>>>>>

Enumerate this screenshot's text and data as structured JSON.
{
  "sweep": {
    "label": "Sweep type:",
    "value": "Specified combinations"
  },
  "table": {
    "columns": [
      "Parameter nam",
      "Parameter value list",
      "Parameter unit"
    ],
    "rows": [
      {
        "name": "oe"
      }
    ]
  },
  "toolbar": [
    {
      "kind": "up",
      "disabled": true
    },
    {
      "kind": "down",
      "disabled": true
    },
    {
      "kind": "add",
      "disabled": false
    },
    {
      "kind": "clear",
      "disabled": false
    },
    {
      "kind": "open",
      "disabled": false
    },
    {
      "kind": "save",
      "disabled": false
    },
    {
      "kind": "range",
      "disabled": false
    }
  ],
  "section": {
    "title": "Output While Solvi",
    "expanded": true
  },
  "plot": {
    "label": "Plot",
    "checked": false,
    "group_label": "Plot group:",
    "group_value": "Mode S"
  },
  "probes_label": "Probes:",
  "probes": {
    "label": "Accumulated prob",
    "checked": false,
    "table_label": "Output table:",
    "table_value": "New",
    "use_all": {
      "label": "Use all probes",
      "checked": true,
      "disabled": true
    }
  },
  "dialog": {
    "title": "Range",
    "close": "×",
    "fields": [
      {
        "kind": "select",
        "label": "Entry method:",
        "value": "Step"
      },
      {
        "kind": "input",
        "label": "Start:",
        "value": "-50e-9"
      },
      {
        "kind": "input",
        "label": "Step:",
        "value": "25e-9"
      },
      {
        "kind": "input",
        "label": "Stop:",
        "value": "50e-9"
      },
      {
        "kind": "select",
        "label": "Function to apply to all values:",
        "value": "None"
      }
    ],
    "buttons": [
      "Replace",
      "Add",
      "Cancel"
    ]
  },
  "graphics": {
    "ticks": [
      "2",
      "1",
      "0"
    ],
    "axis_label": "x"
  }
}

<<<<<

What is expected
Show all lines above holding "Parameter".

Result of the exercise
      "Parameter nam",
      "Parameter value list",
      "Parameter unit"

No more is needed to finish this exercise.